> Work order
Look for the word "JSON" in the records, and copy each line where it appears.

....

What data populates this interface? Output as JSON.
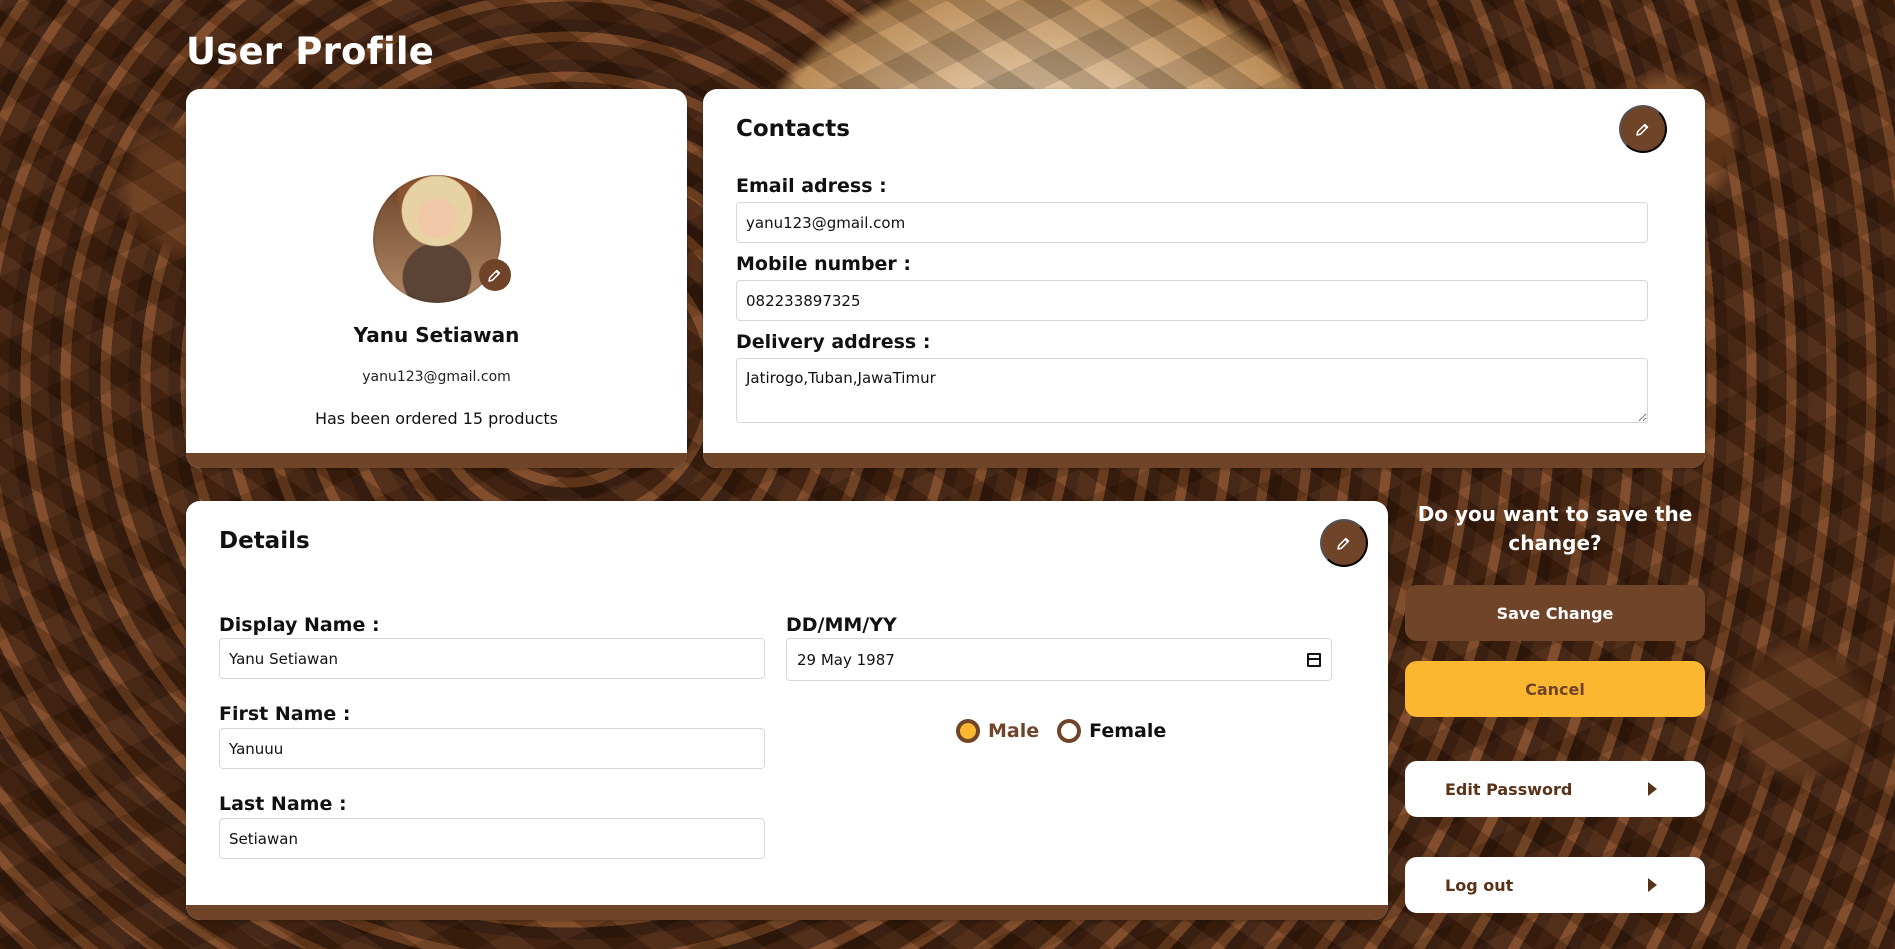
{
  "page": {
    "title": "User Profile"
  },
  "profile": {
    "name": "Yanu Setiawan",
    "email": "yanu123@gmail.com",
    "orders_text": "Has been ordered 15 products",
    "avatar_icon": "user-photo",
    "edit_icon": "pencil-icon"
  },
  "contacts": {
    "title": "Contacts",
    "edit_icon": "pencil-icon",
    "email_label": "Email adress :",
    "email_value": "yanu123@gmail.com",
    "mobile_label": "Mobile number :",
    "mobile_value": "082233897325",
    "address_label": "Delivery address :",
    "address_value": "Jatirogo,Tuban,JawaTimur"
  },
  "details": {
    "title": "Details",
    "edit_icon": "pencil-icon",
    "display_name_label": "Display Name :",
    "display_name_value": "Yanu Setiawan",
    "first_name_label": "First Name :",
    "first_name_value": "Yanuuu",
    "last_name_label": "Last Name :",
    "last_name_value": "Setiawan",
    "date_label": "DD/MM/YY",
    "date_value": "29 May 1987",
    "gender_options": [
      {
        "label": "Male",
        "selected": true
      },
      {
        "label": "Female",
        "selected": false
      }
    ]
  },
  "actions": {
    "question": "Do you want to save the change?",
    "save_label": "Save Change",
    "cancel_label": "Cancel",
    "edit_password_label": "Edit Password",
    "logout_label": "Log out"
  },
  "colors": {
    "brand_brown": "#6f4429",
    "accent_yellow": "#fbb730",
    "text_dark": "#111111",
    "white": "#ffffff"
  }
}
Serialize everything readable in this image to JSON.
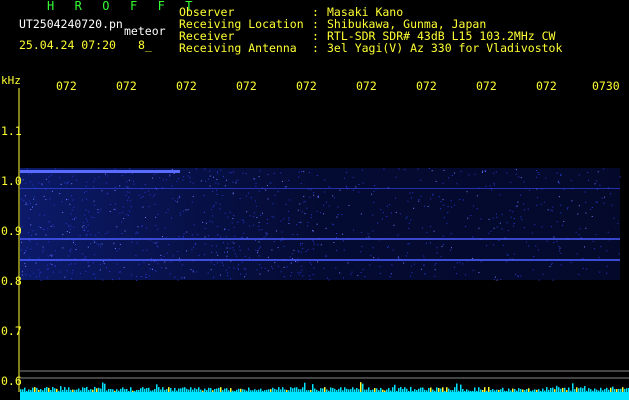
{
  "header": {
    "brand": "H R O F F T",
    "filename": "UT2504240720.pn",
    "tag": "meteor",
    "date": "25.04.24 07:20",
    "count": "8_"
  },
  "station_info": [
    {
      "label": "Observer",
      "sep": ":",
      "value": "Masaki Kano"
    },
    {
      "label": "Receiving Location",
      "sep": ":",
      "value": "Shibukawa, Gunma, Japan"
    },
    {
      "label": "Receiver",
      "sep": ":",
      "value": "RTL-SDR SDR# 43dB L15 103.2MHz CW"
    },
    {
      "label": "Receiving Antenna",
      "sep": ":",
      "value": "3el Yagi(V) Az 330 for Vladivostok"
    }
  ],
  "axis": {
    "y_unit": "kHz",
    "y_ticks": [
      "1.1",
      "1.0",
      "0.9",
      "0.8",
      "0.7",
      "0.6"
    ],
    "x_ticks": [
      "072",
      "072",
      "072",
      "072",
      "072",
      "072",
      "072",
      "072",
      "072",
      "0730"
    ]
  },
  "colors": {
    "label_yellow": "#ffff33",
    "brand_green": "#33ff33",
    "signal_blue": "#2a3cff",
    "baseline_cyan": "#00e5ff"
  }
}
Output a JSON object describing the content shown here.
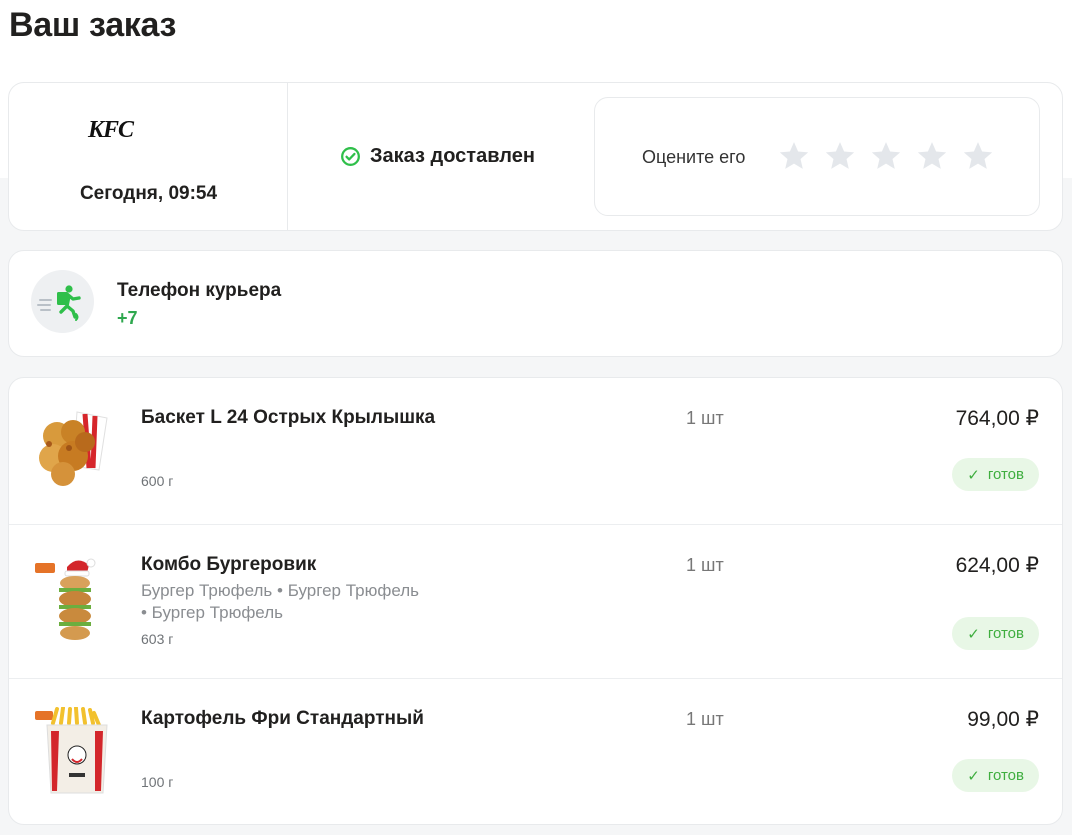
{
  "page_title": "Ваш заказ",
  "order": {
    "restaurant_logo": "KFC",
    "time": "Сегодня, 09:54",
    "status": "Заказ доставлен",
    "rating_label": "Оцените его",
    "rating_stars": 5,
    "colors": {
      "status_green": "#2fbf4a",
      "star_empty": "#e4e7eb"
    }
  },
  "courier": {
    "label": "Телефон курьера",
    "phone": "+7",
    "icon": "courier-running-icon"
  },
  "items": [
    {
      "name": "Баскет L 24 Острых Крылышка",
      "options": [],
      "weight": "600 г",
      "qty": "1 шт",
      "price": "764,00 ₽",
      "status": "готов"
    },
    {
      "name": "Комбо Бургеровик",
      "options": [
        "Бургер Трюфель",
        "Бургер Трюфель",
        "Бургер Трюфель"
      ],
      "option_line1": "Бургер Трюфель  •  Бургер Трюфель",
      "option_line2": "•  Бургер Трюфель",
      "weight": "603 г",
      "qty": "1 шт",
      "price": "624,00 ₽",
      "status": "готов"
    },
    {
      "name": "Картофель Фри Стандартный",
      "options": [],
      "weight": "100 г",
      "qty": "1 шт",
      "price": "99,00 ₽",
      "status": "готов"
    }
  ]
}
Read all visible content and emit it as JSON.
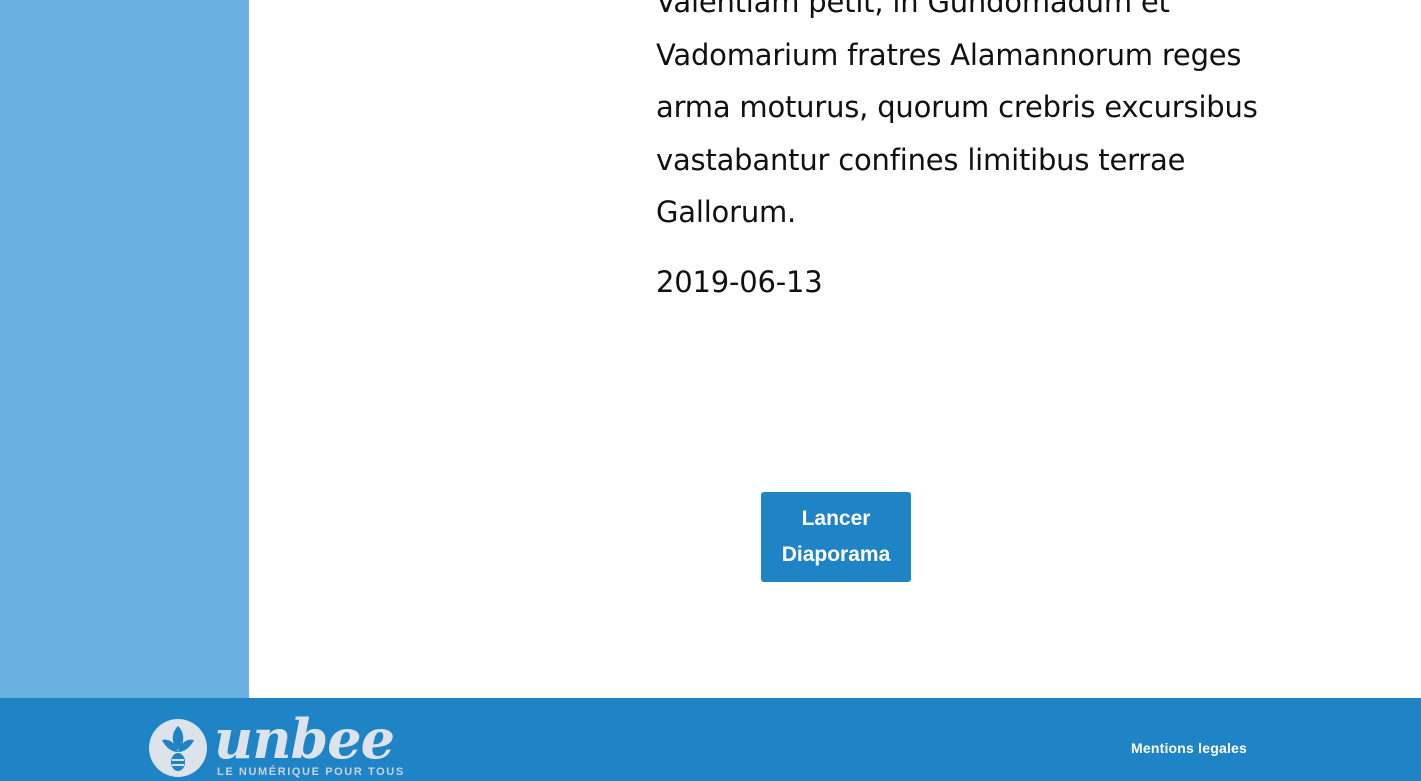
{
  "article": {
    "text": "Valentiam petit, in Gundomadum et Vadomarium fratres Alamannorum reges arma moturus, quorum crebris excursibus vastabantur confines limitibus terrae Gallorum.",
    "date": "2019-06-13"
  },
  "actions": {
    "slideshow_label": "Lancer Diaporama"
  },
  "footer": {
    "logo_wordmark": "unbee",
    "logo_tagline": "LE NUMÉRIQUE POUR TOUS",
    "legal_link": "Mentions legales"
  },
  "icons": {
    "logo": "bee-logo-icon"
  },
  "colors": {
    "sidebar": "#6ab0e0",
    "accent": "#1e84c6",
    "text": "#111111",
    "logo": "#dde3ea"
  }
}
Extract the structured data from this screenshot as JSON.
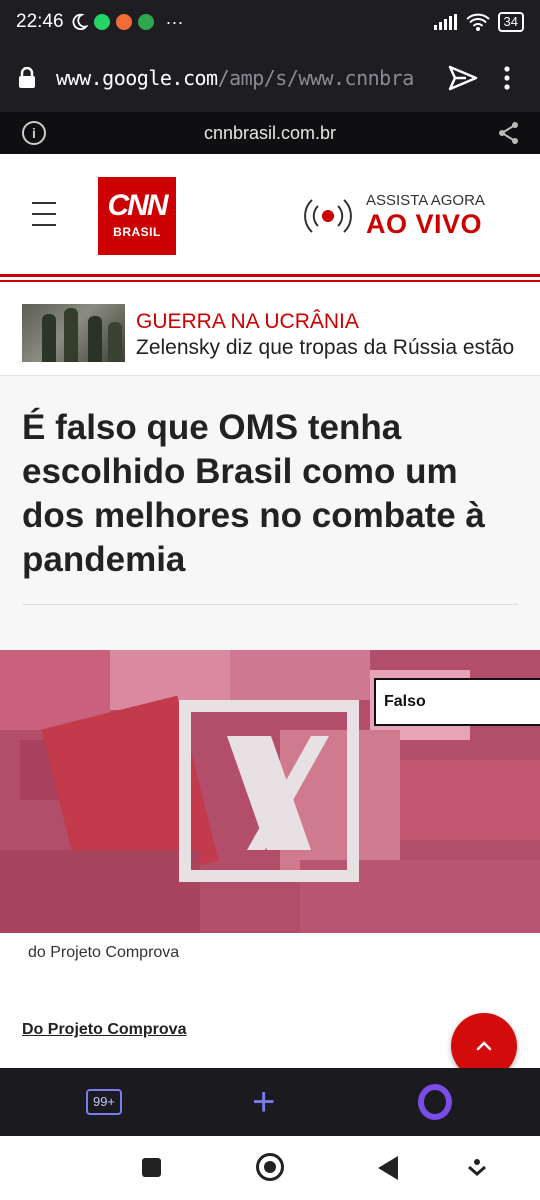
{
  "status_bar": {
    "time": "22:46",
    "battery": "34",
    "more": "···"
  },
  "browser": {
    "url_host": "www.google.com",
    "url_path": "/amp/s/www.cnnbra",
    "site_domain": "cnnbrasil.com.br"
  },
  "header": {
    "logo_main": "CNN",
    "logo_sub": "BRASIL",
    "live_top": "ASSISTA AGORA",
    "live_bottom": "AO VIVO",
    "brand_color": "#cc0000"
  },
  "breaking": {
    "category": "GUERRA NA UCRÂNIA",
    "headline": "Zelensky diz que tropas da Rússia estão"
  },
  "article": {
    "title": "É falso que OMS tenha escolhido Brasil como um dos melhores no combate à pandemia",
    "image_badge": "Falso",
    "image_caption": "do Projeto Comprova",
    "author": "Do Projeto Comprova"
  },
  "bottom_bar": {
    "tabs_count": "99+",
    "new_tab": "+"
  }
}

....

> Written answer
What data populates this interface? Output as JSON.
Serialize everything readable in this image to JSON.
Output a JSON object describing the content shown here.
Read all visible content and emit it as JSON.
Extract the structured data from this screenshot as JSON.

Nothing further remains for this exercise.